Wright, S P ( , Arizona State University, Department of Geological Sciences, Box 876305, Tempe, AZ 85287-6305
* Farrand, W H ( , Space Science Institute, 4750 Walnut St., Suite 205, Boulder, CO 80301
Rogers, D ( , Arizona State University, Department of Geological Sciences, Box 876305, Tempe, AZ 85287-6305
Merönyi, Erzsebeth ( , Rice University, Electrical and Computer Engineering Department, Houston, TX 77005

The initial interpretation of the Mars Pathfinder landing site was that it was covered with a single rock type, the "gray rock" spectral class that had variable levels and types of dust coatings.
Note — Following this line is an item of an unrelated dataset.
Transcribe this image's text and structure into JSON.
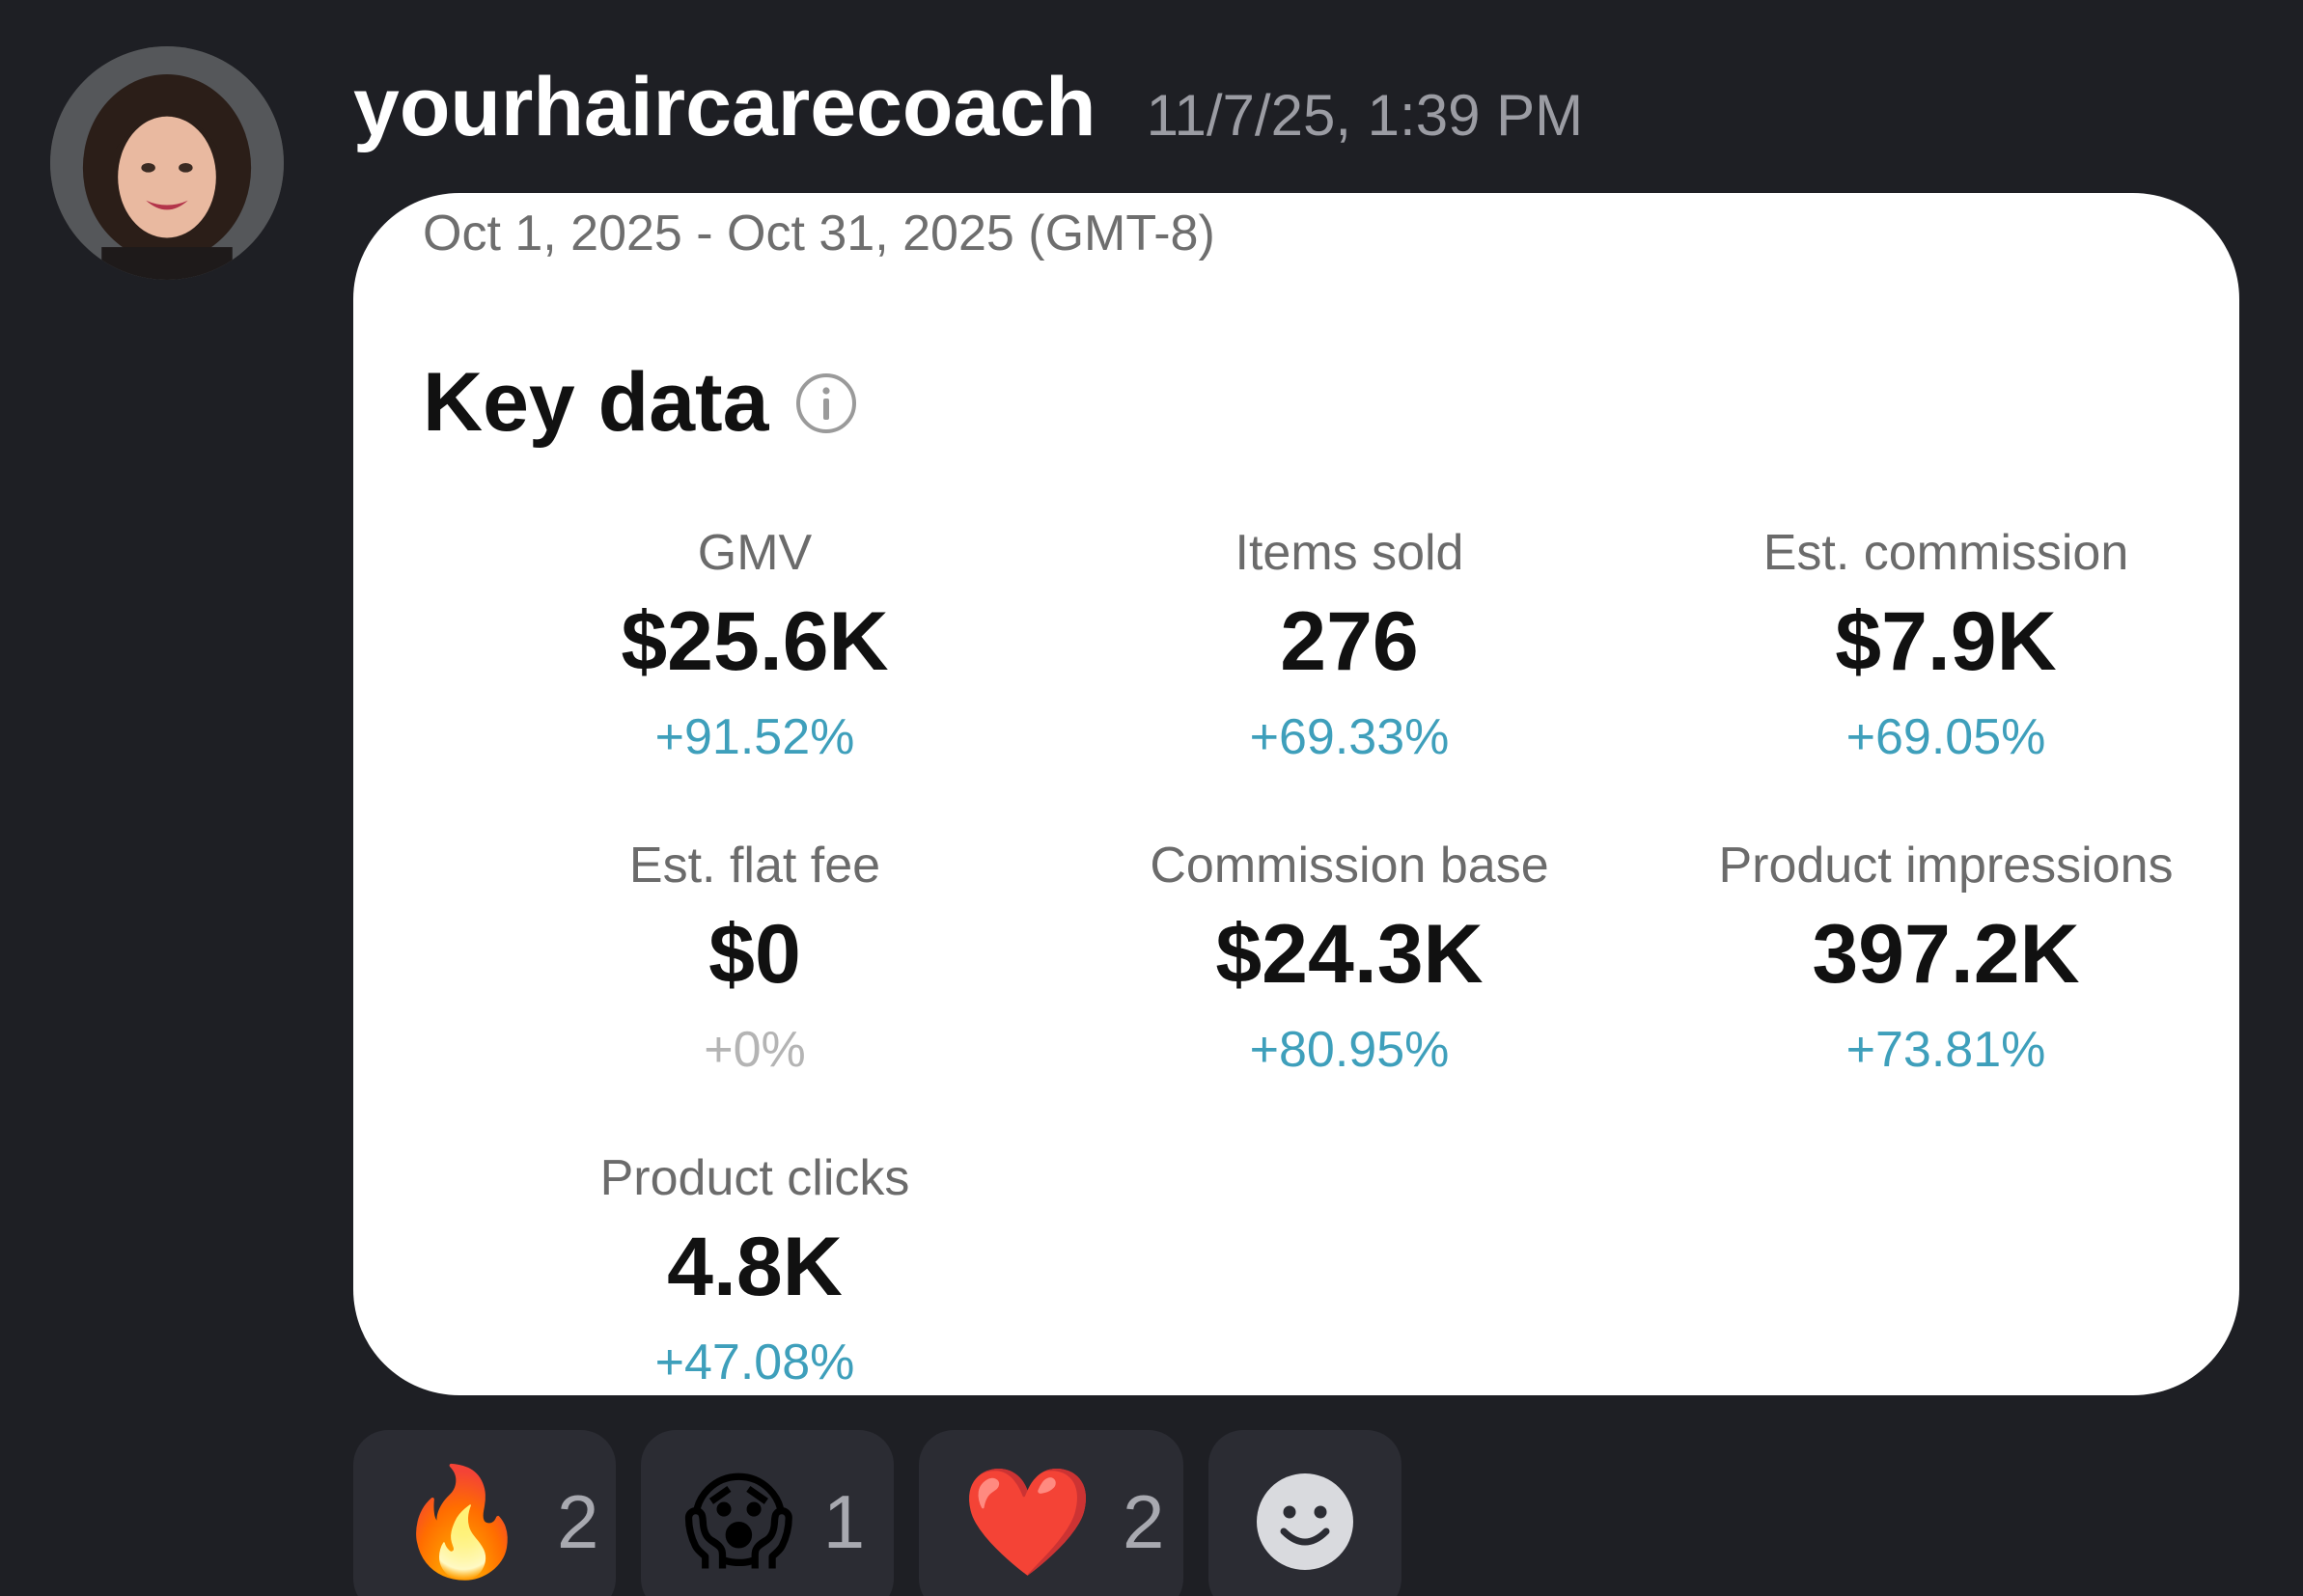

Re-analysis of the Imager for Mars Pathfinder (IMP) SuperPan indicated several occurrences in the near field of pebbles and cobbles of the distinctly different "black rock" spectral class.Where the gray rock spectra were characterized by a weak-to-Nonexistent long wavelength absorption, the black rock spectra had a strong absorption centered at, or longwards of 970 nm. In this paper, black rock spectra from the IMP SuperPan are compared with spectra of SNC meteorites and with OMEGA derived spectra from regions surrounding the MPF landing site in, and near Ares Vallis and in Chryse Planitia. A number of new occurrences of the black rock spectral class have recently been observed in supervised classifications of the SuperPan using a self organizing map artificial neural network approach. Spectra from these identifications, as well as previously recognized black rock occurrences were compared with SNC meteorite spectra. Comparisons were performed using spectral feature fits to the long wavelength absorption, overall spectral comparisons using a spectral angle metric, and comparisons on plots of spectral parameters such as 930 nm band depth and 754 to 1003 nm slope. Wheras there was not one single best match, several meteorites were found to have the most similar spectral character based on the metrics that were applied. These spectrally similar meteorites included olivine-phyric shergottites ALH 77005, EET 79001 lithology A, and Dar al Gani 735 (DaG 735). A paired specimen (DaG 476) of the latter meteorite has recently been noted as a good match to the thermal infrared spectrum of a region in Chryse with a unique spectral character. However, OMEGA derived spectra of this region appear more olivine-rich than DaG 735. More OMEGA derived spectral units from Chryse and Ares Vallis will be compared with the black rock spectra and compared in turn against SNC meteorite spectra in order to present likely candidates for the source region and mineralogic nature of the black rock spectral class.